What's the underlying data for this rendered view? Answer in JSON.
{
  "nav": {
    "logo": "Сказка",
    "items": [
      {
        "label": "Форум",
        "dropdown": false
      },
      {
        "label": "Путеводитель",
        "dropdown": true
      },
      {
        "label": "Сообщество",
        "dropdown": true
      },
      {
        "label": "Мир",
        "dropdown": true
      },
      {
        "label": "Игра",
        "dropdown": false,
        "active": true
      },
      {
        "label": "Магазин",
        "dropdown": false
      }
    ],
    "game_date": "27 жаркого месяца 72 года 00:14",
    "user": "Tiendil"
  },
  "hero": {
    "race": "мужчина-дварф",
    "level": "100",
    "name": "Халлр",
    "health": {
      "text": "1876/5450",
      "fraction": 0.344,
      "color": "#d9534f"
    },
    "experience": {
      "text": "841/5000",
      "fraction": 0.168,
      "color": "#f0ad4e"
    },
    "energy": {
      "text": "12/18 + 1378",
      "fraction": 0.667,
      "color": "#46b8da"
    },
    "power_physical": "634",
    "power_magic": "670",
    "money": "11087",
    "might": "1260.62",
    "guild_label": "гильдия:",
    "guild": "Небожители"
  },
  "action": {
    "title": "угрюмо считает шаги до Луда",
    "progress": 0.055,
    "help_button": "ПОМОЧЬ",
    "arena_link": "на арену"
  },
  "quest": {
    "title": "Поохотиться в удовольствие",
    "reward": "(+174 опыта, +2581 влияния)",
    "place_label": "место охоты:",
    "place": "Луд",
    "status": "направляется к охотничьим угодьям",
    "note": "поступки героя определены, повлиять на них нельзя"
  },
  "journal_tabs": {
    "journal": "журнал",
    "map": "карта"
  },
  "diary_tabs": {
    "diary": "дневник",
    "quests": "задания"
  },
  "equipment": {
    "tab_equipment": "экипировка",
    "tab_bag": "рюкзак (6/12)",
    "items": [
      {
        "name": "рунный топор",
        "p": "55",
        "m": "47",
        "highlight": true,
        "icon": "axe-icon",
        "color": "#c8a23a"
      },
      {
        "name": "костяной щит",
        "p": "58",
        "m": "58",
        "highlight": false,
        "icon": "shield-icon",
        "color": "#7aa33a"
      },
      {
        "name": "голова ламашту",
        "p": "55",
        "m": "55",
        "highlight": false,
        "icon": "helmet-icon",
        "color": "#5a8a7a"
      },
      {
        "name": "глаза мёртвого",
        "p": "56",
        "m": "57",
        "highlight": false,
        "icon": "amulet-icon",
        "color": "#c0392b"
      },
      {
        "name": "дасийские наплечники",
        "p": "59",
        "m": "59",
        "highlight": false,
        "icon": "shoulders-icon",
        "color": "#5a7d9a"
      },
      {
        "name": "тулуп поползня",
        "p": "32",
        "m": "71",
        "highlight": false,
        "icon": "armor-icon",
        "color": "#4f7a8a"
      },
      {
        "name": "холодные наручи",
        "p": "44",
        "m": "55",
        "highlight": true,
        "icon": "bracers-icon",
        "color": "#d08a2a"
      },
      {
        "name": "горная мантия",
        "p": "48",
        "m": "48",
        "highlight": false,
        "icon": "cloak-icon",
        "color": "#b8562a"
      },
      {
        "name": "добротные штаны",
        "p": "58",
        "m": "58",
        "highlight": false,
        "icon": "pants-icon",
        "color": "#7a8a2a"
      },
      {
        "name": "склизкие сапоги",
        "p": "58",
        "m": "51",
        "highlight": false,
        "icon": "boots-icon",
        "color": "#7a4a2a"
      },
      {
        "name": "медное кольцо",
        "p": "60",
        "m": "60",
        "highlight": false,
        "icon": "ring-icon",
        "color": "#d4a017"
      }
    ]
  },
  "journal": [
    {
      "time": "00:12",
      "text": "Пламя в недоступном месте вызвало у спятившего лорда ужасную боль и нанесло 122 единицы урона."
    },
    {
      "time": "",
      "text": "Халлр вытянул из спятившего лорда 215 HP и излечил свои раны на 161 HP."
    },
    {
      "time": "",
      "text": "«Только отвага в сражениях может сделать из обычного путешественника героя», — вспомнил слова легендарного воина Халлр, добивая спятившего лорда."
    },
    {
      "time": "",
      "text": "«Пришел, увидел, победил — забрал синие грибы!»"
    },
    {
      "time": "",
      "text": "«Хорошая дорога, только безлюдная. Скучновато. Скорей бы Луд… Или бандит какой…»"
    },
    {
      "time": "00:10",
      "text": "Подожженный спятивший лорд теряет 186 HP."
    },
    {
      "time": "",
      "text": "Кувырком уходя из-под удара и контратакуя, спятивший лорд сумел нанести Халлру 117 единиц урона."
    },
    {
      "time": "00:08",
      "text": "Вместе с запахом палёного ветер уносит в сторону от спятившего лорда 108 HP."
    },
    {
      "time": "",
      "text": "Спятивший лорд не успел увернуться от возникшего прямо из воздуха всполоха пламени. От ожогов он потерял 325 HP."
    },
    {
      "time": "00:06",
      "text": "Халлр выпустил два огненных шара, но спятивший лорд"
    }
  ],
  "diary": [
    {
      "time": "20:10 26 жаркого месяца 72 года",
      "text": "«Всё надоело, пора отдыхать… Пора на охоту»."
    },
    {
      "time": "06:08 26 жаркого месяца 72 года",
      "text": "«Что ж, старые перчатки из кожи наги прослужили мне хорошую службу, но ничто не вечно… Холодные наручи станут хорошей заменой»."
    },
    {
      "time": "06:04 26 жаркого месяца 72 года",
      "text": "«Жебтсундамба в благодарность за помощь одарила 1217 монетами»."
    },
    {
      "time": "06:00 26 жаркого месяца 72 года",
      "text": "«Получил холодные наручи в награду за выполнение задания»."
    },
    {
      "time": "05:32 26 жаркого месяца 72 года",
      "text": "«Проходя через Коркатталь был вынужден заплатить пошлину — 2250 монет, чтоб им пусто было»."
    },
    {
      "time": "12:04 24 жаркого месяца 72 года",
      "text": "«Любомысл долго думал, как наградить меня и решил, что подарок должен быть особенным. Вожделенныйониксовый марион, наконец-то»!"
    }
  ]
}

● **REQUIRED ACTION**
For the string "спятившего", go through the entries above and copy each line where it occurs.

● **RESPONSE TO THE EXERCISE**
      "text": "Пламя в недоступном месте вызвало у спятившего лорда ужасную боль и нанесло 122 единицы урона."
      "text": "Халлр вытянул из спятившего лорда 215 HP и излечил свои раны на 161 HP."
      "text": "«Только отвага в сражениях может сделать из обычного путешественника героя», — вспомнил слова легендарного воина Халлр, добивая спятившего лорда."
      "text": "Вместе с запахом палёного ветер уносит в сторону от спятившего лорда 108 HP."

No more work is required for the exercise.